- [EXERCISE PROMPT]
Would you restate all of the entries verbatim, minus any images?

%%

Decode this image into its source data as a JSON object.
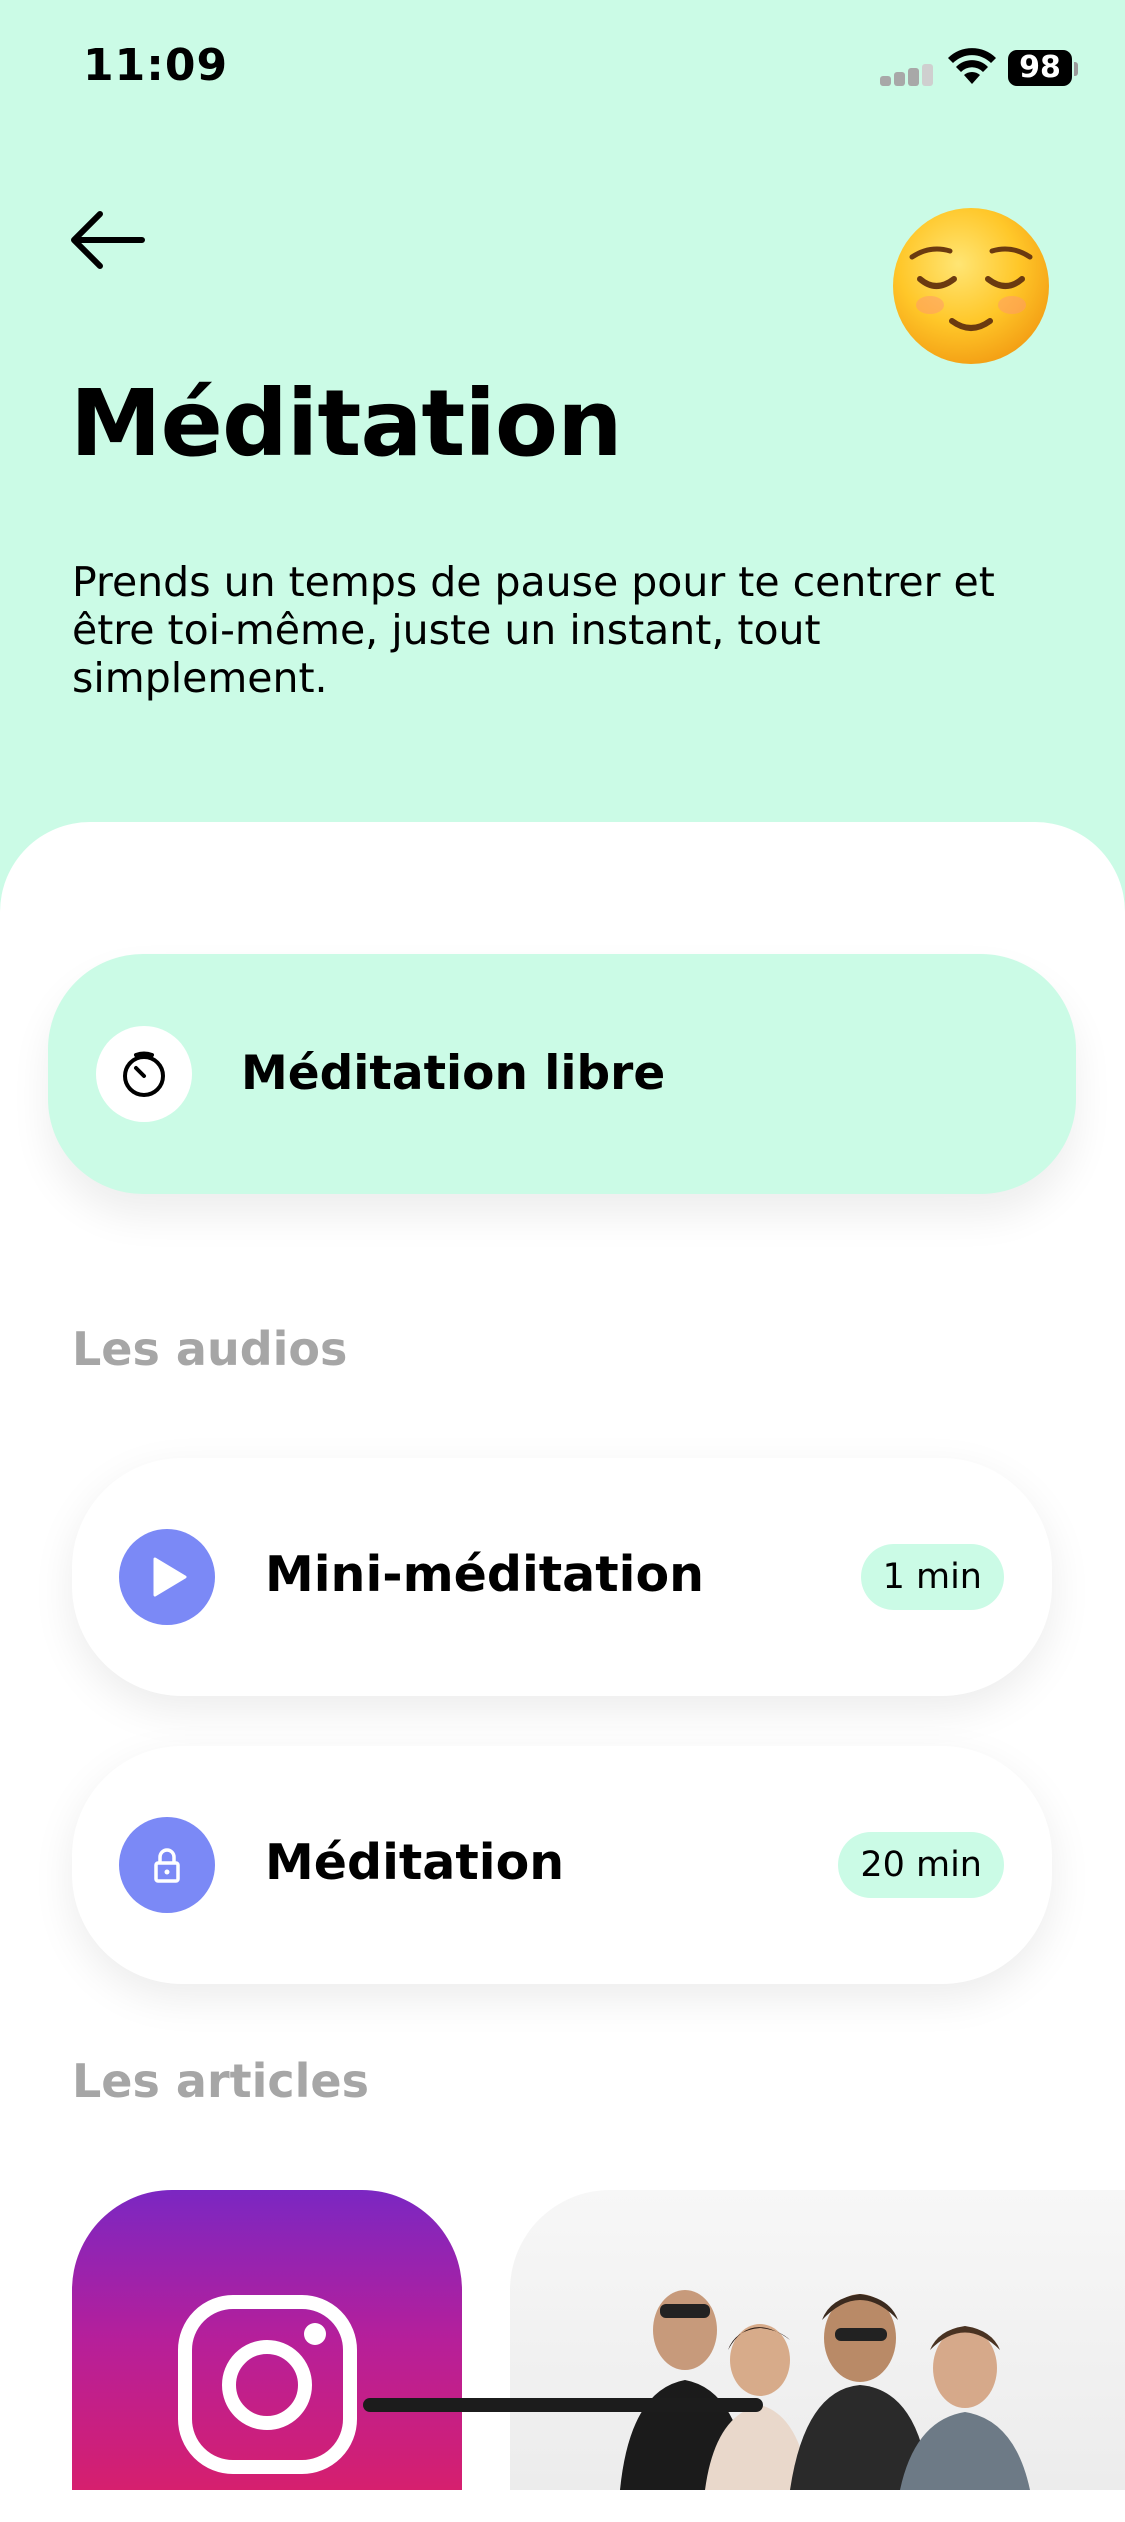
{
  "status_bar": {
    "time": "11:09",
    "battery": "98"
  },
  "header": {
    "title": "Méditation",
    "description": "Prends un temps de pause pour te centrer et être toi-même, juste un instant, tout simplement.",
    "back_icon": "arrow-left-icon",
    "emoji": "relieved-face"
  },
  "free_meditation": {
    "label": "Méditation libre",
    "icon": "timer-icon"
  },
  "audios": {
    "section_title": "Les audios",
    "items": [
      {
        "label": "Mini-méditation",
        "duration": "1 min",
        "icon": "play-icon",
        "locked": false
      },
      {
        "label": "Méditation",
        "duration": "20 min",
        "icon": "lock-icon",
        "locked": true
      }
    ]
  },
  "articles": {
    "section_title": "Les articles"
  },
  "colors": {
    "mint": "#cbfbe6",
    "accent_blue": "#7b89f6",
    "section_gray": "#a6a6a6"
  }
}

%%

- [RESULT OF THIS EXERCISE]
Decode this image into its source data as a JSON object.
{
  "status_bar": {
    "time": "11:09",
    "battery": "98"
  },
  "header": {
    "title": "Méditation",
    "description": "Prends un temps de pause pour te centrer et être toi-même, juste un instant, tout simplement.",
    "back_icon": "arrow-left-icon",
    "emoji": "relieved-face"
  },
  "free_meditation": {
    "label": "Méditation libre",
    "icon": "timer-icon"
  },
  "audios": {
    "section_title": "Les audios",
    "items": [
      {
        "label": "Mini-méditation",
        "duration": "1 min",
        "icon": "play-icon",
        "locked": false
      },
      {
        "label": "Méditation",
        "duration": "20 min",
        "icon": "lock-icon",
        "locked": true
      }
    ]
  },
  "articles": {
    "section_title": "Les articles"
  },
  "colors": {
    "mint": "#cbfbe6",
    "accent_blue": "#7b89f6",
    "section_gray": "#a6a6a6"
  }
}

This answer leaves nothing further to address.